Are you ready for vampires to regain their standing in the genre? Are you ready for them to return to the roots of Bram Stoker’s vile creatures? Wait no longer. Occupation is a travel through the dark days of WWII. The Germans have conquered Poland and implemented their plan of “Occupation.” As the local inhabitants are rounded up, the Germans have no idea they are shipping off the food supply of rivaling vampire clans, The Romanovs and Boirarskys. They have fought for centuries with neither dominating the other. That is about to change when they realize there is a new threat to deal with —The Third Reich!
What are some of your favorites?
Books A Bridge Too Far, Patton, Story of Wake Island, Arsenal of Democracy, Elizabeth Smart, One Damn Island after Another, Willie Nelson, Hunt for Red October, Red Storm Rising Last stand of the Tin Cans, Shift, In Such Good Company and so many more.
Why do you do what you do?

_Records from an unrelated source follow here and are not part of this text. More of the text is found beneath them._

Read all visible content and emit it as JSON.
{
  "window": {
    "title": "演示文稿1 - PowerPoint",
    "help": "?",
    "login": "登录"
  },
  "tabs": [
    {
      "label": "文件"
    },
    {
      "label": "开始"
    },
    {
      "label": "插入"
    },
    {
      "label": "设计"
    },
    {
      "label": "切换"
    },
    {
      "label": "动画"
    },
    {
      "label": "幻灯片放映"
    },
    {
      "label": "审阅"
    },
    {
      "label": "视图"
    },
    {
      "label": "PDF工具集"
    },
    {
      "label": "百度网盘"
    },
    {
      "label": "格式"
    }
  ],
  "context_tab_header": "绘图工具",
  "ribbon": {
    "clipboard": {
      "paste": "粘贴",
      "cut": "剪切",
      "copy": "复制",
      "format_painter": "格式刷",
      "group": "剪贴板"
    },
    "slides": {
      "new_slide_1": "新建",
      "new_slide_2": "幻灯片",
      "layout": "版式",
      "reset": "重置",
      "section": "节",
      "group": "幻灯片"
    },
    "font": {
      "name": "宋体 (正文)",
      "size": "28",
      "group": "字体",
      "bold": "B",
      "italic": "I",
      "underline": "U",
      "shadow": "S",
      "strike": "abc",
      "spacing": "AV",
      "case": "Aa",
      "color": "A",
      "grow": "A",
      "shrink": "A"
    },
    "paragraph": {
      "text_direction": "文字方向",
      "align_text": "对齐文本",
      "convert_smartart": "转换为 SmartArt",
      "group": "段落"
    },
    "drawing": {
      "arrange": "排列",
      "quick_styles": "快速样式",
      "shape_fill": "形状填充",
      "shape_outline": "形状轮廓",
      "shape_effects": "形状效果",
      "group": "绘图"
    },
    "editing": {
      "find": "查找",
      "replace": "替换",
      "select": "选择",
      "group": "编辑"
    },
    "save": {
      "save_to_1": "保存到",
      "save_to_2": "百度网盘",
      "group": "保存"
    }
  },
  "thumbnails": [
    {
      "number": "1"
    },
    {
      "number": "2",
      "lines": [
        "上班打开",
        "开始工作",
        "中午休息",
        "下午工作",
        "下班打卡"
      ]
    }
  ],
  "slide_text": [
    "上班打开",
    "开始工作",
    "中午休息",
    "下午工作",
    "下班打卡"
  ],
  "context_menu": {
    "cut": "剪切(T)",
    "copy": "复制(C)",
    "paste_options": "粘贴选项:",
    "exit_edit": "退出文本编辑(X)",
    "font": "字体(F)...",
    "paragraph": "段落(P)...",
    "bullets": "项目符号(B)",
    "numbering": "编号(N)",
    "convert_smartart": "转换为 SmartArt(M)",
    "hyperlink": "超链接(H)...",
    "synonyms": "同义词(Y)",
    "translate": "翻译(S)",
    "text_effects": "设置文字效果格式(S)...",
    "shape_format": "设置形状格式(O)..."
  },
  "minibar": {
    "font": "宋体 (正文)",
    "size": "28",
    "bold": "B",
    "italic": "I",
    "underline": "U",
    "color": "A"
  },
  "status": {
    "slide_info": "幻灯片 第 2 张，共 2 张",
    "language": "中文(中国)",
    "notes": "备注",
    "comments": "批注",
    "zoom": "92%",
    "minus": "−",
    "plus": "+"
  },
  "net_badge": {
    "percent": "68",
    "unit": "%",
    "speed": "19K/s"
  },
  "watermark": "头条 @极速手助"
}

Because I love it! Construction, maybe not so much, but it does pay the bills. Writing because I get to meet a lot of interesting people and share mutual stories. We’ve all heard the saying, “never judge a book by its cover,” yet we still do it. When I talk to strangers, they are no longer strangers when we wrap up our conversation.
What are a few of your goals?
Touching as many people as I can with the stories I write.
Retiring and building an HO train set.
Having one of my books turned into a movie.
Spending more time with my adult children and grand-children.
What do the words “Best Ever You” mean to you?
Letting your true talents shine through and sharing them with as many people as possible. If we can help others achieve their “best ever you” I would like to think it assists us the same way.
Loves True Second Chance book is the recipient of the Elizabeth's Best Award for January 2020.
For more information and books written by Jeff Dawson, visit https://www.amazon.com/Jeff-Dawson/e/B0054DRYIO